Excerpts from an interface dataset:
━━━━━━━━━━

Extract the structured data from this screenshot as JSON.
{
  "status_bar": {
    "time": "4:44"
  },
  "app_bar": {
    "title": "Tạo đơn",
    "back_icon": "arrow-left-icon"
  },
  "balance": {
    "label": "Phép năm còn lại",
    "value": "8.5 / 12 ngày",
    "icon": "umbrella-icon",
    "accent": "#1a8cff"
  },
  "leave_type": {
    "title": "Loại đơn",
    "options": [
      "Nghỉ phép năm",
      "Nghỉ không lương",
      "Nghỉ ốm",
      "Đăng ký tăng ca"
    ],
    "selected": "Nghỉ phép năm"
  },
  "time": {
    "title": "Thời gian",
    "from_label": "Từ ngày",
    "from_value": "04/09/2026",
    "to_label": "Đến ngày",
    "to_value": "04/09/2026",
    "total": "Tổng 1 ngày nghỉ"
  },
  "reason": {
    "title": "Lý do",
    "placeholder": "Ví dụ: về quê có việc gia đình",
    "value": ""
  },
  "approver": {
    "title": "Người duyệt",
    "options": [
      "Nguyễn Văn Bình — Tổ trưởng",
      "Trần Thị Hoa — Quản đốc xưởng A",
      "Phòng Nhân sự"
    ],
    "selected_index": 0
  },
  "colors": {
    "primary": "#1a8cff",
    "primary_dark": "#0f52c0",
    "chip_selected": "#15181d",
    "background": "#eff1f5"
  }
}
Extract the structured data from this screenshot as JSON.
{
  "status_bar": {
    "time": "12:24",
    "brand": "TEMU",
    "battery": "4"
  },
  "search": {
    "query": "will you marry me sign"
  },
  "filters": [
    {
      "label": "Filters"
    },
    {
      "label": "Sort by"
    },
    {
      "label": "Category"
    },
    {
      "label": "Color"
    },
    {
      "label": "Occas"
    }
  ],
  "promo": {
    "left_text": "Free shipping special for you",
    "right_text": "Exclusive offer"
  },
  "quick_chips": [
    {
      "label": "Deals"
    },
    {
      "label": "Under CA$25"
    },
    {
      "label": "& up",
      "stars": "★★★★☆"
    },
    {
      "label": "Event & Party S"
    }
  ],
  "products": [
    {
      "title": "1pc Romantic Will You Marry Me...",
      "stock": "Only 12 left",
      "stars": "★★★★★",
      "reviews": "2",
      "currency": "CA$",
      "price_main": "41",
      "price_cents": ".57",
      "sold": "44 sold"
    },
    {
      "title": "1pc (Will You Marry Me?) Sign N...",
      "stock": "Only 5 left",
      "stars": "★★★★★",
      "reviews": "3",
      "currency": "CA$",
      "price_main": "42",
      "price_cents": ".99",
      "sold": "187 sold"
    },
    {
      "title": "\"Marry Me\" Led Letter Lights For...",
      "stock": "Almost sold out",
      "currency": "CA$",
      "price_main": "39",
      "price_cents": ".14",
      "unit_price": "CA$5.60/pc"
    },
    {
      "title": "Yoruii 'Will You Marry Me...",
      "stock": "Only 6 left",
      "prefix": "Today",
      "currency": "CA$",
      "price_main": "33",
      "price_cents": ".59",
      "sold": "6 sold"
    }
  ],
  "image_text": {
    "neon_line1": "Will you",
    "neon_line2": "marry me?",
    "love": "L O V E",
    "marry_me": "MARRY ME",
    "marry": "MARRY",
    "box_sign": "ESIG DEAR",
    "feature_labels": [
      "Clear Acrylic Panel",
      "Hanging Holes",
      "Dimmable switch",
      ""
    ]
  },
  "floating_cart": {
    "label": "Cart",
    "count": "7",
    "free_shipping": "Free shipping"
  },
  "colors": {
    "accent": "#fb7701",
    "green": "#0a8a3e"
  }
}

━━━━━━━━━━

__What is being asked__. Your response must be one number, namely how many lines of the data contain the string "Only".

__Solved problem__. 3